__Work item__
Note each line of the listing that contains the string "Пожалуйста", and copy it.
____________________
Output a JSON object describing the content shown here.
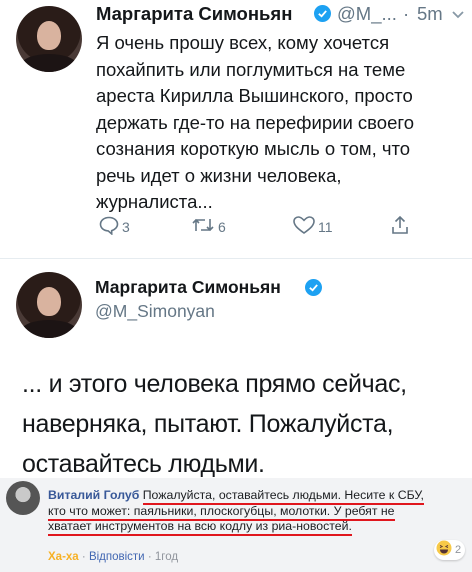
{
  "tweet1": {
    "author": "Маргарита Симоньян",
    "handle": "@M_...",
    "dot": "·",
    "time": "5m",
    "text": "Я очень прошу всех, кому хочется\nпохайпить или поглумиться на теме\nареста Кирилла Вышинского, просто\nдержать где-то на перефирии своего\nсознания короткую мысль о том, что\nречь идет о жизни человека,\nжурналиста...",
    "actions": {
      "reply_count": "3",
      "retweet_count": "6",
      "like_count": "11"
    }
  },
  "tweet2": {
    "author": "Маргарита Симоньян",
    "handle": "@M_Simonyan",
    "text": "... и этого человека прямо сейчас,\nнаверняка, пытают. Пожалуйста,\nоставайтесь людьми."
  },
  "comment": {
    "author": "Виталий Голуб",
    "line1": "Пожалуйста, оставайтесь людьми. Несите к СБУ,",
    "line2": "кто что может: паяльники, плоскогубцы, молотки. У ребят не",
    "line3": "хватает инструментов на всю кодлу из риа-новостей.",
    "reaction_link": "Ха-ха",
    "reply_link": "Відповісти",
    "time": "1год",
    "reaction_count": "2",
    "sep": "·"
  },
  "colors": {
    "verified": "#1da1f2",
    "underline": "#e0161d",
    "fb_link": "#385898"
  }
}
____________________
__Response to this exercise__
    "text": "... и этого человека прямо сейчас,\nнаверняка, пытают. Пожалуйста,\nоставайтесь людьми."
    "line1": "Пожалуйста, оставайтесь людьми. Несите к СБУ,",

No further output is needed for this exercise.